TASK DESCRIPTION: The answer must consist of every line below that contains the word "Program".

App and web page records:
___
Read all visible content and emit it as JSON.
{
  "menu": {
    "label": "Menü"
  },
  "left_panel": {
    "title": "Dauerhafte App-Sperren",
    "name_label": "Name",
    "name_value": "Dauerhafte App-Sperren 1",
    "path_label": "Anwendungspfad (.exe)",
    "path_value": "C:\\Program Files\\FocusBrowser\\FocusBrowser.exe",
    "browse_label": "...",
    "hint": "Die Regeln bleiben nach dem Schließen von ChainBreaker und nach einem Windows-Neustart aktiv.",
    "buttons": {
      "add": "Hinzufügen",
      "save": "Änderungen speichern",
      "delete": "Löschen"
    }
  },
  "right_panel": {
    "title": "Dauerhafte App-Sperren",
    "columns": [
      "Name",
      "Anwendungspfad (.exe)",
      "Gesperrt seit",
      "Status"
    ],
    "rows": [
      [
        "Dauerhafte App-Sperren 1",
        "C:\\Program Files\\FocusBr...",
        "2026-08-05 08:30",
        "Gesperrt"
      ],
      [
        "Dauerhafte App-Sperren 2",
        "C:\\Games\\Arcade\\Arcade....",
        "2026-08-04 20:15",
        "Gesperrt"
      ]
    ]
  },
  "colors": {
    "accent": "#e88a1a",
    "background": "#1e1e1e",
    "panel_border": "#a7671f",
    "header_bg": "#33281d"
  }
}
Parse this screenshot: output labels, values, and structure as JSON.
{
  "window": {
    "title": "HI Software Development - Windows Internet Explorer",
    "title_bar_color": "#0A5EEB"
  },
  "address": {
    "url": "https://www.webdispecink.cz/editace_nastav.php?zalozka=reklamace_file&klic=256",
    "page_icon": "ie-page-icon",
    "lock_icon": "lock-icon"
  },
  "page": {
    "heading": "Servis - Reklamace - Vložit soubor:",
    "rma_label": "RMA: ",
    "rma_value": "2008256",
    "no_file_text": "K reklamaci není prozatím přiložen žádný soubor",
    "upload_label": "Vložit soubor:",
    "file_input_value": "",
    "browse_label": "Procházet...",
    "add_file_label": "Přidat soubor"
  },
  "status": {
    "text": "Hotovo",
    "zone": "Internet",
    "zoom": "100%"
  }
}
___
EXERCISE ANSWER:
    "path_value": "C:\\Program Files\\FocusBrowser\\FocusBrowser.exe",
        "C:\\Program Files\\FocusBr...",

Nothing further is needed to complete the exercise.